The trial and this publication did try to look at HRR [homologous recombination repair] genes, but it was only in 1200 of the patients. But to me, I think that as we take some small steps with molecular medicine, we’re going to need some of these trials to look at how this may affect patient selection for molecular-targeted therapy for up-front treatment. The label with the PFS [progression-free survival] improvement of 6 months while receiving maintenance bevacizumab is what it was approved on, and the overall survival final paper showed that there was no improvement in overall survival. I think that’s the summary for this paper at this time.
Bradley J. Monk, MD: It’s been an important step forward.
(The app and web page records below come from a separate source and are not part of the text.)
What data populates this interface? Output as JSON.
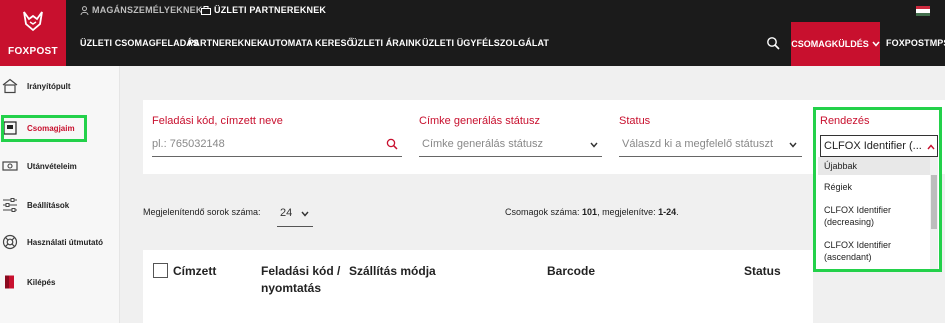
{
  "brand": {
    "name": "FOXPOST",
    "color": "#c8102e"
  },
  "topbar": {
    "links": [
      {
        "label": "MAGÁNSZEMÉLYEKNEK",
        "icon": "person-icon"
      },
      {
        "label": "ÜZLETI PARTNEREKNEK",
        "icon": "briefcase-icon"
      }
    ],
    "language_flag": "hungary-flag-icon"
  },
  "nav": {
    "items": [
      "ÜZLETI CSOMAGFELADÁS",
      "PARTNEREKNEK",
      "AUTOMATA KERESŐ",
      "ÜZLETI ÁRAINK",
      "ÜZLETI ÜGYFÉLSZOLGÁLAT"
    ],
    "primary_button": "CSOMAGKÜLDÉS",
    "truncated_item": "FOXPOSTMPS"
  },
  "sidebar": {
    "items": [
      {
        "label": "Irányítópult",
        "icon": "home-icon"
      },
      {
        "label": "Csomagjaim",
        "icon": "package-icon",
        "active": true
      },
      {
        "label": "Utánvételeim",
        "icon": "cash-icon"
      },
      {
        "label": "Beállítások",
        "icon": "sliders-icon"
      },
      {
        "label": "Használati útmutató",
        "icon": "lifebuoy-icon"
      },
      {
        "label": "Kilépés",
        "icon": "logout-icon"
      }
    ]
  },
  "filters": {
    "search": {
      "label": "Feladási kód, címzett neve",
      "placeholder": "pl.: 765032148"
    },
    "label_status": {
      "label": "Címke generálás státusz",
      "placeholder": "Címke generálás státusz"
    },
    "status": {
      "label": "Status",
      "placeholder": "Válaszd ki a megfelelő státuszt"
    },
    "sort": {
      "label": "Rendezés",
      "selected": "CLFOX Identifier (...",
      "options": [
        "Újabbak",
        "Régiek",
        "CLFOX Identifier (decreasing)",
        "CLFOX Identifier (ascendant)"
      ]
    }
  },
  "controls": {
    "rows_label": "Megjelenítendő sorok száma:",
    "rows_value": "24",
    "count_prefix": "Csomagok száma: ",
    "count_total": "101",
    "count_mid": ", megjelenítve: ",
    "count_range": "1-24",
    "count_suffix": "."
  },
  "table": {
    "headers": [
      "Címzett",
      "Feladási kód / nyomtatás",
      "Szállítás módja",
      "Barcode",
      "Status"
    ]
  }
}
It was not a big step, but it was an initial step. Six months of progression-free survival when bevacizumab is added to chemotherapy and in maintenance for a total of 15 months. In some people’s minds this is impactful, certainly in the high-risk subgroup. It’s most important today, though, because it’s a path toward other treatments. We’re adding PARP inhibitors to bevacizumab, and if you don’t start bevacizumab, you can’t add it to it. There will be a study imminently, which we’ll talk about, that adds immunotherapy to bevacizumab. We’ll talk about what that means in the setting of combination therapy. Tom Herzog, what percentage of patients do you think receive frontline bevacizumab in the United States today?
Thomas J. Herzog, MD: As best I can tell, it’s about 40% right now.
Bradley J. Monk, MD: Katie and Sharyn, what do you think?
Kathleen N. Moore, MD: I would think it’s a little higher, but 40% may be correct. The market data that I’ve heard have it around 50%, maybe a little higher. But that’s a ballpark estimate.
Bradley J. Monk, MD: Sharyn, what do you think?
Sharyn N. Lewin, MD: Agreed. The market data that I’ve heard as well are between 40% and 50%.
Bradley J. Monk, MD: One of the things that’s interesting is that the medical oncologists use it a little more. The medical oncologists were earlier adapters because of the use in colorectal cancer and lung cancer. I really don’t have any evidence of that, but certainly that has been my observation.
Transcript Edited for Clarity